WHAT YOU WILL DO: From the data, return each line holding the word "desc".

━━━━━━

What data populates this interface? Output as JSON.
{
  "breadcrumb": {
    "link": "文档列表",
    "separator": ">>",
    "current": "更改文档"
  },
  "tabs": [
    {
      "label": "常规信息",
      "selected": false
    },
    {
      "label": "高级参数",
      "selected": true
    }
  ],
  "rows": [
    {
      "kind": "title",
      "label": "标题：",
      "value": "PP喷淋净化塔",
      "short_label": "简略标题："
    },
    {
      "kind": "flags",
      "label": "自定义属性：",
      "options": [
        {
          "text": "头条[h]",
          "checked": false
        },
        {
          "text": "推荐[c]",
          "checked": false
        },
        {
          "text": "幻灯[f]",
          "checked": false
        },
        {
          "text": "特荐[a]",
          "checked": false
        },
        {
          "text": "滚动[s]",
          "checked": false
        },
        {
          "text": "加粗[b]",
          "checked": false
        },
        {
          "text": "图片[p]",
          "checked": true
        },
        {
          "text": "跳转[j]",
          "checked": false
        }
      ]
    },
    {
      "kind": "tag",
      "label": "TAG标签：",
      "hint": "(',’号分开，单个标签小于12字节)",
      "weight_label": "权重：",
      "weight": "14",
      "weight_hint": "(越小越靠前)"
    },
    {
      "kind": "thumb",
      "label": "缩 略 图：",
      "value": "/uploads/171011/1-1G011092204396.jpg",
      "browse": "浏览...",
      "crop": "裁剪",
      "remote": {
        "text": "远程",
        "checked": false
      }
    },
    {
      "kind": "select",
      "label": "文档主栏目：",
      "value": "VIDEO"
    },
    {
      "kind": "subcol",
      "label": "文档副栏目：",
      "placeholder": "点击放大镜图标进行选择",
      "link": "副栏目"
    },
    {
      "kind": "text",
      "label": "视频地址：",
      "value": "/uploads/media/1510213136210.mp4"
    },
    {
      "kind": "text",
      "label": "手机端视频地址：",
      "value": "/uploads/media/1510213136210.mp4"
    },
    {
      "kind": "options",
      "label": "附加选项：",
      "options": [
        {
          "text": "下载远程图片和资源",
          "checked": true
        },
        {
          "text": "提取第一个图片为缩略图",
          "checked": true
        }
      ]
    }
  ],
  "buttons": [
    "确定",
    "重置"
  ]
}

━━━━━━

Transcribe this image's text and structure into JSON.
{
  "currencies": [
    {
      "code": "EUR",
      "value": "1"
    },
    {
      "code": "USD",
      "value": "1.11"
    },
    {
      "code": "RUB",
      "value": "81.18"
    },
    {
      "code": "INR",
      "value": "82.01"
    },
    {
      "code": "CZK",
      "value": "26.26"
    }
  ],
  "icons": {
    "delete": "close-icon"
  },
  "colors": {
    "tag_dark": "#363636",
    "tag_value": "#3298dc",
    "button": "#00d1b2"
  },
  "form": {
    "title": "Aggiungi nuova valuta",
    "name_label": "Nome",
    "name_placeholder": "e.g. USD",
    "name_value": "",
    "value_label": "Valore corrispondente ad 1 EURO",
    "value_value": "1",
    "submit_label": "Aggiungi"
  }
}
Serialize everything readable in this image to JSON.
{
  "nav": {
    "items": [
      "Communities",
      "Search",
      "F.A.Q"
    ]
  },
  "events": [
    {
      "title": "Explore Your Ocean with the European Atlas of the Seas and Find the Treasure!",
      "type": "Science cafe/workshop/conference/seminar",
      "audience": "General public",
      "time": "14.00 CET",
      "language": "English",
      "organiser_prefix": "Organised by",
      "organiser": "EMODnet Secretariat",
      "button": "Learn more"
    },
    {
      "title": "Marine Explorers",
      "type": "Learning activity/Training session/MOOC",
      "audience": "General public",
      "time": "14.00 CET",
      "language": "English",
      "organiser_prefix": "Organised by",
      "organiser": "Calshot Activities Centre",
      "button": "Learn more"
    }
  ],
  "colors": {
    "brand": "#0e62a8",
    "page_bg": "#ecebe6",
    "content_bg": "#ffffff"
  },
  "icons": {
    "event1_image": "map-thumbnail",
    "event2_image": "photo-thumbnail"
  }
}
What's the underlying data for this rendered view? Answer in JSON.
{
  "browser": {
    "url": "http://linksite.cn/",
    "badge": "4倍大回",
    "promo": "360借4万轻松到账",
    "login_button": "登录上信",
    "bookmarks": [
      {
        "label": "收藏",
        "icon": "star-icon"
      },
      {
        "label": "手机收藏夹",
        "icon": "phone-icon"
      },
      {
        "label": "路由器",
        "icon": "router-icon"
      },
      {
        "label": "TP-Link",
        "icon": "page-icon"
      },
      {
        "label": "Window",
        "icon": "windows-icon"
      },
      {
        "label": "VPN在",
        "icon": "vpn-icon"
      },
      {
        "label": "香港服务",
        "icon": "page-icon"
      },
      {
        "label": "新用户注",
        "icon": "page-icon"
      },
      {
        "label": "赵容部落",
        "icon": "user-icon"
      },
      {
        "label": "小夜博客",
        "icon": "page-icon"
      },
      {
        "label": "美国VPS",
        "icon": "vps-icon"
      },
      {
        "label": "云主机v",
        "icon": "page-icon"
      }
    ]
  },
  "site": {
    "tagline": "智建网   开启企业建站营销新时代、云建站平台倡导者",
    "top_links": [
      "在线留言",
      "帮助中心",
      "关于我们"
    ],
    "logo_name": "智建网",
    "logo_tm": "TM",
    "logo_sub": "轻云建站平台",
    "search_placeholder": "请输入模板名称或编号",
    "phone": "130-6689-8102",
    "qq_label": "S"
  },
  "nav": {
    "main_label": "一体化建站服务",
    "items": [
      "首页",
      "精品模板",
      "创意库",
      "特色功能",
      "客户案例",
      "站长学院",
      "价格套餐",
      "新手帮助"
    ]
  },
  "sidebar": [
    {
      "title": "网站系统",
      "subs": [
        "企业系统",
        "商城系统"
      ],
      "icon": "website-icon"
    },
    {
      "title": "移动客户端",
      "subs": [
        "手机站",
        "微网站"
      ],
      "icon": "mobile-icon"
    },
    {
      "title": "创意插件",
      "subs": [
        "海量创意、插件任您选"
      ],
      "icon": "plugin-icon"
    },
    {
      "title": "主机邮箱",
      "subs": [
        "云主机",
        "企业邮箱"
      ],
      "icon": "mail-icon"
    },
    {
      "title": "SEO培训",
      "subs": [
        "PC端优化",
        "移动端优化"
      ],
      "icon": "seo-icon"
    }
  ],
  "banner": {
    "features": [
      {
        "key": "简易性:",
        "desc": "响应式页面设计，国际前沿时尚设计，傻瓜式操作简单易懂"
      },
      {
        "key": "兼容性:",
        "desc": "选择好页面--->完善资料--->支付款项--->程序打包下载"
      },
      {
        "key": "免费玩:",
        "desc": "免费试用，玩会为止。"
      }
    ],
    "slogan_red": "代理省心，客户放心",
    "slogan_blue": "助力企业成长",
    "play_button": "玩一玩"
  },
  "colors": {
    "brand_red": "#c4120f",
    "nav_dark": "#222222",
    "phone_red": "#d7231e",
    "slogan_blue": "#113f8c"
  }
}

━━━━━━

ANSWER TO THE EXERCISE:
        "desc": "响应式页面设计，国际前沿时尚设计，傻瓜式操作简单易懂"
        "desc": "选择好页面--->完善资料--->支付款项--->程序打包下载"
        "desc": "免费试用，玩会为止。"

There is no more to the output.